July 11, 2022
Since 2016, Face It TOGETHER has gathered information about members, including the impact of coaching on relationships with family, significant others and peers through the collection of output- and outcome-related data. This analysis includes 245 members with addiction coached from Jan. 1, 2021 to May 4, 2022 who completed at least one session and at least one follow-up outcomes-based assessment. At intake, most of those members (89%) expressed concerns related to their relationships.
There was a near even distribution of genders among coaching members (women: 49%, men: 44%). Members were the following ages: <25: 7%; 25-30: 13%; 31-40: 29%; 41-50: 22%; >50: 21%. Almost half of members included in this analysis (44.1%) reported being married or in a committed relationships when they first started coaching. Most (70%) reported having a confidante they trusted – most often a significant other.
Face It TOGETHER doesn’t focus on sobriety, which is the typical measurement for addiction wellness. Instead, we consider our members’ social, personal and cultural capital using our Recovery Capital Index (RCI) and the risk factors that may impede wellness through our Risk Assessment (RA). Family, significant others and peer relationships are a few of the many areas that becomes the focus of peer coaching sessions.
Of the 245 individuals part of this analysis, most (76%) scored below 75 out of 100 possible points at their intake for family support-related metrics. After at least 30 days of peer coaching, more than half (52%) improved scores in metrics related to family support. These family support metrics, collected at baseline and every 30 days of engagement, focus on impacts to open communication, emotional support, impact on positive decisions, attempts to help and decision-making help.

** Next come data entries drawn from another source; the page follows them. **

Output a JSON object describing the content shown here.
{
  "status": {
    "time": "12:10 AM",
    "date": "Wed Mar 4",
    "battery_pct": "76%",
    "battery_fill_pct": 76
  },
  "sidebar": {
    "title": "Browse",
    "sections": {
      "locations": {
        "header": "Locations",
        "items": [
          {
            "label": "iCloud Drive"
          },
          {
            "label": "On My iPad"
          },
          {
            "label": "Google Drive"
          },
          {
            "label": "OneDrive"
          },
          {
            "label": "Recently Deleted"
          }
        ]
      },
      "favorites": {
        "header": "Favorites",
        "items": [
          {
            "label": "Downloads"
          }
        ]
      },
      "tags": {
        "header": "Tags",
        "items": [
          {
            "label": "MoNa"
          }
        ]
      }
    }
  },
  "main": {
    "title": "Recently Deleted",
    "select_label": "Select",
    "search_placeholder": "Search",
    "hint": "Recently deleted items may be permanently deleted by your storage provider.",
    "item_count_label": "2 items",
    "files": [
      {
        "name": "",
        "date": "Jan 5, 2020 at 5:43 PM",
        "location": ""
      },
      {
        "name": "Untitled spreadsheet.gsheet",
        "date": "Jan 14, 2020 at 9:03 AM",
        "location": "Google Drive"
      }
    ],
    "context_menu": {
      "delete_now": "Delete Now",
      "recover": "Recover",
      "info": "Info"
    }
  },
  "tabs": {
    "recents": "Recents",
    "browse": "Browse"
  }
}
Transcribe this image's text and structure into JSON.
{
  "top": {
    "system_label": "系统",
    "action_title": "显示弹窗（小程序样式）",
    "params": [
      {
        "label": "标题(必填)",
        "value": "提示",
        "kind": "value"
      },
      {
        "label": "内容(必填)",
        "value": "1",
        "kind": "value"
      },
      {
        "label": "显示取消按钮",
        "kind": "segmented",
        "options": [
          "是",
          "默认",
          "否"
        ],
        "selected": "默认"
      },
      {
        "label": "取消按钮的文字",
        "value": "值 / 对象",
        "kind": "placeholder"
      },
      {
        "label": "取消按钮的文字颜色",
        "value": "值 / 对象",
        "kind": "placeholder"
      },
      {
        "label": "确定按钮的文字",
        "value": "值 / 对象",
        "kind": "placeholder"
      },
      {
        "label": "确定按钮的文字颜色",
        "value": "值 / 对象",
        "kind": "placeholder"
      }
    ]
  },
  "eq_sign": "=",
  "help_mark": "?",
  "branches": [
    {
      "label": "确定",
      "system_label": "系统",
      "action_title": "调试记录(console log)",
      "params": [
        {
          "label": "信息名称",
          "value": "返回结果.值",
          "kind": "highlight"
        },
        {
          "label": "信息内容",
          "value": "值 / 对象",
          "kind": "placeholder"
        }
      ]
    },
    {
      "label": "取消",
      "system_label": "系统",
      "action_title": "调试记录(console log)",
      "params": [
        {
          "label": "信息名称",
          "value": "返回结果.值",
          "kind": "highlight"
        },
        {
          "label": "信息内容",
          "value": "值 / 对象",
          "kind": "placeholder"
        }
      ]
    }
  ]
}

Mikaela, from Wisconsin, participated in virtual peer coaching with one of our coaches, Kattie, who is based in Sioux Falls, SD.
“I’ve always been a very closed off person. Kattie has taught me not to do that. She’ll say, ‘No one is going to benefit from you being in this position.’ It’s been a huge eye opener. Every relationship – from my parents to my customers – was a lie. I had to start over. Now, I feel like I can actually be me. I don’t have to lie or cover up who I am.”
Of the 245 members, most (77%) scored below a score of 75 out of 100 possible points at their intake for significant other support-related metrics. After at least 30 days of peer coaching, more than half (48%) improved scores in metrics related to significant other support. These significant other support metrics, collected at baseline and every 30 days of engagement, focus on open communication, being a source of comfort and decreasing stress.
Additionally, 89% scored below a score of 75 out of 100 possible points at their intake for social support-related metrics. After at least 30 days of peer coaching, almost half (52%) improved scores in metrics related to social support. These social support metrics, collected at baseline and every 30 days of engagement, focus on satisfaction, dependability and open communication.
Individuals who participate in peer coaching at Face It TOGETHER are more likely than not to have concerns related to their relationships with others – their families, significant others and peers. Isolation, while struggling with alcohol and other drugs, is a common risk factor. Repairing and/or developing relationships takes time and significant work. As evidenced by our data, about half of members make positive changes in these areas throughout their coaching engagement.
This knowledge discovery process provides valuable information for Face It TOGETHER. We use insights like those highlighted here to continually improve our peer coaching program, including the identification of training needs for coaches and additional programming for members. Our goal is to set members up for success in their wellness in whatever ways are most important to them.